    The problem with the Trump administration in the US was that Trump, as an outsider, had built up no following of professional politicians and administrators who he knew he could trust during a conventional political career. Thus he had to rely on the advice of others to choose a competent and loyal team, and was all too often betrayed, resulting in an administration that was constantly sabotaged from within.

    I think that a similar situation has prevailed within the Johnson administration, he being a relative outsider with a reputation as something of a ‘chancer’, and apparently without much of a following in the House. Cummings obviously had personal appeal as he’s an opportunist just like Johnson, but he was plainly a loose cannon with loyalty only to himself. His carefully-timed drip-feed of partygate revelations shows just what a nasty piece of work he actually is.

    It’s high time that these unelected advisers were done away with. We have a Civil Service that, for all its faults, has a recognised code of practice and a system of internal discipline. These are the only people that a Prime Minister and Ministers should be taking their advice from – not a team of opportunist PR types who have no legal or ethical responsibility to anyone or for anything they do.

  • A Thorpe

    Jeffrey makes a good point and Thatcher’s downfall might have started when she listened to Alan Walters rather than Lawson.
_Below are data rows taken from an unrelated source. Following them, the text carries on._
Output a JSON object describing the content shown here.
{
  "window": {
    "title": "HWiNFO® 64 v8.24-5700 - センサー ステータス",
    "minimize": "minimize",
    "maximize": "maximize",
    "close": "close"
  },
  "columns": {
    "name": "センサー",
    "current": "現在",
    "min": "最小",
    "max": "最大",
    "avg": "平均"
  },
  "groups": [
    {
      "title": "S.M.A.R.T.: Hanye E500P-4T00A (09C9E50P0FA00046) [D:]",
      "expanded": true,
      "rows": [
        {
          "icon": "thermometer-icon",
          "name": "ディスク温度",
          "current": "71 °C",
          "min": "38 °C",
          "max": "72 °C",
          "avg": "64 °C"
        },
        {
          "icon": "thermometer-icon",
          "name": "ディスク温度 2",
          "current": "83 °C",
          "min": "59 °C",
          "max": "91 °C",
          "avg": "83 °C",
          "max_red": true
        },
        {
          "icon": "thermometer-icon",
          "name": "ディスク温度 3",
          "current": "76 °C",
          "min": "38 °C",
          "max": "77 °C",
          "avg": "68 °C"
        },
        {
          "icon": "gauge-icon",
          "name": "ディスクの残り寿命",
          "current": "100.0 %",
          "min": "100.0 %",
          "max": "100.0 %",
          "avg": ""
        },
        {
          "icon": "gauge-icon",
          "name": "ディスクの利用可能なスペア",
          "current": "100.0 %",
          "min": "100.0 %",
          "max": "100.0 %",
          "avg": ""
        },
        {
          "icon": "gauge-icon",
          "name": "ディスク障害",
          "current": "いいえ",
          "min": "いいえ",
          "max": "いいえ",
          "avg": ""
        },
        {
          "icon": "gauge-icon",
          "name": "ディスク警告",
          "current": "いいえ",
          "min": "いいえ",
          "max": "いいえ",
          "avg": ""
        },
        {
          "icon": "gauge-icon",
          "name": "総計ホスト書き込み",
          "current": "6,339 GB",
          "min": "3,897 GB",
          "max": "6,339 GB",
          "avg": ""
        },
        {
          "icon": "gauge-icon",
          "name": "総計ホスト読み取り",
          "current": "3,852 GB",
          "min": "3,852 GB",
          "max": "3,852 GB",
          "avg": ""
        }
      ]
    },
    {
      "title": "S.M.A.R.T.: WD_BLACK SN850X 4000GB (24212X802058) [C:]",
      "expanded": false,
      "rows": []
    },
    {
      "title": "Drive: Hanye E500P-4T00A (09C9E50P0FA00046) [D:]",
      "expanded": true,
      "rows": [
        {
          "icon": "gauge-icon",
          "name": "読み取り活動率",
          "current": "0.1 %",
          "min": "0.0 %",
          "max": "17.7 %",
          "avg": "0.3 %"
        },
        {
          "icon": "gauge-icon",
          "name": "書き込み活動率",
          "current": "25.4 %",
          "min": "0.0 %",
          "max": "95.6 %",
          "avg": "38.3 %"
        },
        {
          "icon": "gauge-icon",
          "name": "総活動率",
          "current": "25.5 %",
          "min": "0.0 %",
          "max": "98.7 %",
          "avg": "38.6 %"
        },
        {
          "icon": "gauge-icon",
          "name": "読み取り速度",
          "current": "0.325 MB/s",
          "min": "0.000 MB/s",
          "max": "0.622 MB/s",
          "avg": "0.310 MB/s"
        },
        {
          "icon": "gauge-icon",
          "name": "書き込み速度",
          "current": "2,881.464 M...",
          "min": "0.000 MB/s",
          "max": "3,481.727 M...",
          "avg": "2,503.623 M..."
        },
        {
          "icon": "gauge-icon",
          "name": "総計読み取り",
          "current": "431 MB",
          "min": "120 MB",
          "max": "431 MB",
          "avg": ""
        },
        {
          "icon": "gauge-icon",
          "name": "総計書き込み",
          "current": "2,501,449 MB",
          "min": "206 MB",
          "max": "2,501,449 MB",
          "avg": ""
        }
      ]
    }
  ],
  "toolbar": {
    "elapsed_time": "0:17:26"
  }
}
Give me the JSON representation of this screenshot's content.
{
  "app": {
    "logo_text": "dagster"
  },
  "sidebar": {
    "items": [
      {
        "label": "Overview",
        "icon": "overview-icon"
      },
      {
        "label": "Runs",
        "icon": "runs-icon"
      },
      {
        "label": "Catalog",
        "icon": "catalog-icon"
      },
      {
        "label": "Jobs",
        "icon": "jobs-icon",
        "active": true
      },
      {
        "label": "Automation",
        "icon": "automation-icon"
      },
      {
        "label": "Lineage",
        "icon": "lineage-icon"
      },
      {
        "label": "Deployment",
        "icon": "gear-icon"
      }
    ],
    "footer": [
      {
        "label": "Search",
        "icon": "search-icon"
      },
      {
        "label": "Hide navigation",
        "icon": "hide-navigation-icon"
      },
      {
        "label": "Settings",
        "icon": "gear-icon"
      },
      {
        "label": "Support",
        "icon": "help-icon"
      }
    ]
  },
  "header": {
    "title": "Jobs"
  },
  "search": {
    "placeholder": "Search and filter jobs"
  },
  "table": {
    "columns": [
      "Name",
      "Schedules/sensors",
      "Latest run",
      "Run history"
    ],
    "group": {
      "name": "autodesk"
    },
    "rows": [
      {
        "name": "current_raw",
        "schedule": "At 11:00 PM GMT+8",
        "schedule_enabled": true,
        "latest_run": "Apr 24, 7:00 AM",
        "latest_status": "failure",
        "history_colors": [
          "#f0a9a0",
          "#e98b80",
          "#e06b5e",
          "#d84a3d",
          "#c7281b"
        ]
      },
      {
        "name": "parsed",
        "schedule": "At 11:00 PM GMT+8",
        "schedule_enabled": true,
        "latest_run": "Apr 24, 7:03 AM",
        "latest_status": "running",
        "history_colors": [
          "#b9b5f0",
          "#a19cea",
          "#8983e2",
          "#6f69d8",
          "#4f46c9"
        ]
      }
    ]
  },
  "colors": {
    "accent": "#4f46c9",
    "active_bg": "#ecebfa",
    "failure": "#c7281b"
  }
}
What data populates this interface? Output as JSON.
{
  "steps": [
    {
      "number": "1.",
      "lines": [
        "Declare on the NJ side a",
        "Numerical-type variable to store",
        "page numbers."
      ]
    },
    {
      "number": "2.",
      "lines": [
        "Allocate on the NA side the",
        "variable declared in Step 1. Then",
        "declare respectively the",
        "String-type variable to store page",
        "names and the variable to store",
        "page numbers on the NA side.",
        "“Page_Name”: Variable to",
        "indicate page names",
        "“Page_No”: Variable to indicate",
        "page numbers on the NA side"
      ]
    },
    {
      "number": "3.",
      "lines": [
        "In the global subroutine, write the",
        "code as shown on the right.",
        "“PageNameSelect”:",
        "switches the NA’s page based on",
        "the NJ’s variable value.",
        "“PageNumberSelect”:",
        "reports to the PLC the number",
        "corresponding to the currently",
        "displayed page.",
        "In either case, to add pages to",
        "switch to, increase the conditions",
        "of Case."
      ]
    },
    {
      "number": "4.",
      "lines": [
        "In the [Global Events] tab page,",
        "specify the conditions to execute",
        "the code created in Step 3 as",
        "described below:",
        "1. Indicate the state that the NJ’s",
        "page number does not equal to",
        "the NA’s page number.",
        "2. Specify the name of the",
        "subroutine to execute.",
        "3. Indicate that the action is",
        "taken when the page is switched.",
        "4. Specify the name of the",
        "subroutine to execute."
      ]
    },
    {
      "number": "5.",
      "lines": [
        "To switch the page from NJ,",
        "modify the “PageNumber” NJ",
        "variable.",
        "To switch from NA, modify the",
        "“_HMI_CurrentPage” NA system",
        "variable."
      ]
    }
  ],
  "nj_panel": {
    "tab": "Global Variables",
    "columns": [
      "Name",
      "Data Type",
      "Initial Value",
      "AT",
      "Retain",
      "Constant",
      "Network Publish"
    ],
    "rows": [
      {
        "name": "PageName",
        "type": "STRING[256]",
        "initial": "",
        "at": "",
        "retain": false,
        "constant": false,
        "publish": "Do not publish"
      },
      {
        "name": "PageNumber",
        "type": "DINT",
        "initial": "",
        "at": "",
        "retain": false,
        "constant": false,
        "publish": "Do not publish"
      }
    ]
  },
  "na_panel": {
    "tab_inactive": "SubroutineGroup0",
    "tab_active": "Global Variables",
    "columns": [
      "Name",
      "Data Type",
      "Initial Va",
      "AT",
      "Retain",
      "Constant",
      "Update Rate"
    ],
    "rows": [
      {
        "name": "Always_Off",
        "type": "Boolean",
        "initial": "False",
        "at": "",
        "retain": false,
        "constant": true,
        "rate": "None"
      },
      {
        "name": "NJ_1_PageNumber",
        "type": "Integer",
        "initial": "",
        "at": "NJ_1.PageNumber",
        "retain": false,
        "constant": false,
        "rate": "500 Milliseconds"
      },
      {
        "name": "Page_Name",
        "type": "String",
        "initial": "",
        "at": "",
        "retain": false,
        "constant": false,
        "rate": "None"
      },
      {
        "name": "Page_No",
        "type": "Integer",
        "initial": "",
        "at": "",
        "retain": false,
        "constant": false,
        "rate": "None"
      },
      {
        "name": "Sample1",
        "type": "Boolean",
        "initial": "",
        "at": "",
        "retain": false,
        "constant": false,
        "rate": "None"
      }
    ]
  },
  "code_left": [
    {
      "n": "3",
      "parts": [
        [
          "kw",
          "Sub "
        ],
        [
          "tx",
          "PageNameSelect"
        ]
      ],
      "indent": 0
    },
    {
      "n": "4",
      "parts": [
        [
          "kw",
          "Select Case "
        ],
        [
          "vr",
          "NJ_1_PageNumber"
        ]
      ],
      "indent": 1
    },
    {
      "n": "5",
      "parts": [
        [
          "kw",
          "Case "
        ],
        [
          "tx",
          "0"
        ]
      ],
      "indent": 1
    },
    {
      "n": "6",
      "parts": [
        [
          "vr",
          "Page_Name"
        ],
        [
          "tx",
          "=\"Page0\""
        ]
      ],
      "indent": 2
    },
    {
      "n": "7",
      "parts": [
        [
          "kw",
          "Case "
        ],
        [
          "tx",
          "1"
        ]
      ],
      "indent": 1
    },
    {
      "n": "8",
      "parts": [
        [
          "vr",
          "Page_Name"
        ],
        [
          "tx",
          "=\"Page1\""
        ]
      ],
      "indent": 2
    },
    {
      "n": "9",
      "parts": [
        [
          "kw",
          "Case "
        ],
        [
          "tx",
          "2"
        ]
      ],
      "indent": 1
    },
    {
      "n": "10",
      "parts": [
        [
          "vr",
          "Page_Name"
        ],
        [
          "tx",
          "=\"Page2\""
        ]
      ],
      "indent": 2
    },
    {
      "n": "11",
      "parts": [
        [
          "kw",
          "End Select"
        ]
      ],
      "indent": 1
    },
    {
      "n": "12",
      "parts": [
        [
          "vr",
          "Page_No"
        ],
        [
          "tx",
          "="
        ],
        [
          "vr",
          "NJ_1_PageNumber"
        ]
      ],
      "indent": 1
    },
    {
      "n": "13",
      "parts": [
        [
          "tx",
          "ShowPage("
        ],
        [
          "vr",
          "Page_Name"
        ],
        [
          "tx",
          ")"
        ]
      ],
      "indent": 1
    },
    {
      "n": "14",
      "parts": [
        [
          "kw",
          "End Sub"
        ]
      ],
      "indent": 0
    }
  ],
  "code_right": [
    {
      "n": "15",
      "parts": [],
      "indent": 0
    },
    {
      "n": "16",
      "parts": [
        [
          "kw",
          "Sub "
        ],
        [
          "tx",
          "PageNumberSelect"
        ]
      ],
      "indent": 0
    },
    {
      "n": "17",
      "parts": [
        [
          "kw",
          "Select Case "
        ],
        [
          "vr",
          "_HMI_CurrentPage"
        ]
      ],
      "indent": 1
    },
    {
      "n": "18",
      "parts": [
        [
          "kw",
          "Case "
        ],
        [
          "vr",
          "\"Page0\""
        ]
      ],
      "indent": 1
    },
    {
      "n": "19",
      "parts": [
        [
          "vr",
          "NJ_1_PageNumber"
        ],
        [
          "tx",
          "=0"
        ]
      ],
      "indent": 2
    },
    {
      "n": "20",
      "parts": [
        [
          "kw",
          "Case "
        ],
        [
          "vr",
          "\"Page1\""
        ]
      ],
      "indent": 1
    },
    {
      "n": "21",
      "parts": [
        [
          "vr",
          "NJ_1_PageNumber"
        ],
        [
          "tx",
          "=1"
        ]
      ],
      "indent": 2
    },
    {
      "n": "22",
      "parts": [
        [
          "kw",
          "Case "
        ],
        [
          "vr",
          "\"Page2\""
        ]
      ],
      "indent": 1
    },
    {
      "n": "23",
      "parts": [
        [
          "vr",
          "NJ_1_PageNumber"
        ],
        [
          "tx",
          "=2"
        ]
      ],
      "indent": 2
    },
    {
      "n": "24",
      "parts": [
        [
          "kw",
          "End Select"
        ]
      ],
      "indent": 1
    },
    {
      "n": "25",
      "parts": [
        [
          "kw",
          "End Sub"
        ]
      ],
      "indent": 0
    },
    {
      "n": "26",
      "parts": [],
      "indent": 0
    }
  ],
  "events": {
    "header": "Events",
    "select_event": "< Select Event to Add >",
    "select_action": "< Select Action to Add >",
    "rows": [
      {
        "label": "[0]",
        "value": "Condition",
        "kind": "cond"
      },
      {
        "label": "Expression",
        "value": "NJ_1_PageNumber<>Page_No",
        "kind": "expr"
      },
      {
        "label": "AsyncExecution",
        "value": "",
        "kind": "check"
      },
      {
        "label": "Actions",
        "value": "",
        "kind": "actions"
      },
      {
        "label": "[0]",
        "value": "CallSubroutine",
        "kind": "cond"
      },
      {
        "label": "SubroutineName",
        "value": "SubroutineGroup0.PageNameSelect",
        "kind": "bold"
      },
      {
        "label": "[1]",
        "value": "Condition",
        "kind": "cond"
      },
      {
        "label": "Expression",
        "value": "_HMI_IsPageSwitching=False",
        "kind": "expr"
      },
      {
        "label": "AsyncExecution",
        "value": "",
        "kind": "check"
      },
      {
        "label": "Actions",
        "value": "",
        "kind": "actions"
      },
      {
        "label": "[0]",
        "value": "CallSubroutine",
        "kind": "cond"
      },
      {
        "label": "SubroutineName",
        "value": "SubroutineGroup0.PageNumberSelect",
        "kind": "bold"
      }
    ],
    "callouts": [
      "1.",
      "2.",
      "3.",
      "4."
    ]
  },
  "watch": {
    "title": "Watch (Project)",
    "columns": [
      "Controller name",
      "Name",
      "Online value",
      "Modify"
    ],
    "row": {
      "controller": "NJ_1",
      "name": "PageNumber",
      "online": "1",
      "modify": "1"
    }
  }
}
It’s fine to listen to others but she undermined her chancellors.

  • Bad Brian

    As a Scrot, I feel abandoned by you well governed English chaps as I watch the SNP spend £25 million to translate Robert Burns into something like Rab Inferno.

    Great article David.
    Also, Great comments above.

    Trust Boris the Turk to give us a Geek tradgedy.

  • Stillreading

    Boris could still pull himself back from the brink were he to apologise outright for his lies about Downing Street parties (after all, we all suspected before electing him that he was congenitally economical with the truth), blame his lock-down and Plan B policies on a naive but now revised belief in the prognostications of doom by SAGE et al, write-off and/or reimburse every single fine outrageously imposed by Plod on ordinary citizens alleged to have “contravened covid laws”, junk Zero Carbon and its associated costly and disastrous consequences for ordinary householders and drivers, and finally deal definitively and effecrtively with illegal cross-Channel immigration. Never mind the left-wing woke brigade Boris, just get it done! Angry as many of us are with Boris at this moment, as we contemplate the days, weeks, months during which we were forbidden to see our closest family members, hold weddings or attend funerals, the hard fact is that there is no one else amongst Tory MPs who could or would do any better. Most would either do worse or are regarded as unelectable because they lack voter appeal. Then there’s Heseltine and whoever else in the Party he can rally to his Remoaner cause, ever ready to put the boot in, lurking in the wings, just waiting to stir the mix and reverse Brexit. As for Sainsburys and the John Lewis lot (mainly Waitrose I suppose for the ordinary shopper), insisting still on shoppers being muzzled, well they can keep their groceries and their impositions. I was in a Tesco hypermarket on Tuesday, where a large proportion of shoppers were unmasked and many staff shelf-fillers had pulled their mandatory masks below their noses and even their mouths. And good luck to them thought I! I certainly wouldn’t want to push a loaded trolley of goods around a supermarket, constantly bending down or stretching up to load shelves, scarcely able to breathe because of a filthy saliva and mucus-soaked bandage around my nose and mouth! So keep your groceries, Waitrose! You’re far too expensive anyway. I know where I’ll be shopping!

Leave a Reply

You can use these HTML tags

<a href="" title=""> <abbr title=""> <acronym title=""> <b> <blockquote cite=""> <cite> <code> <del datetime=""> <em> <i> <q cite=""> <s> <strike> <strong>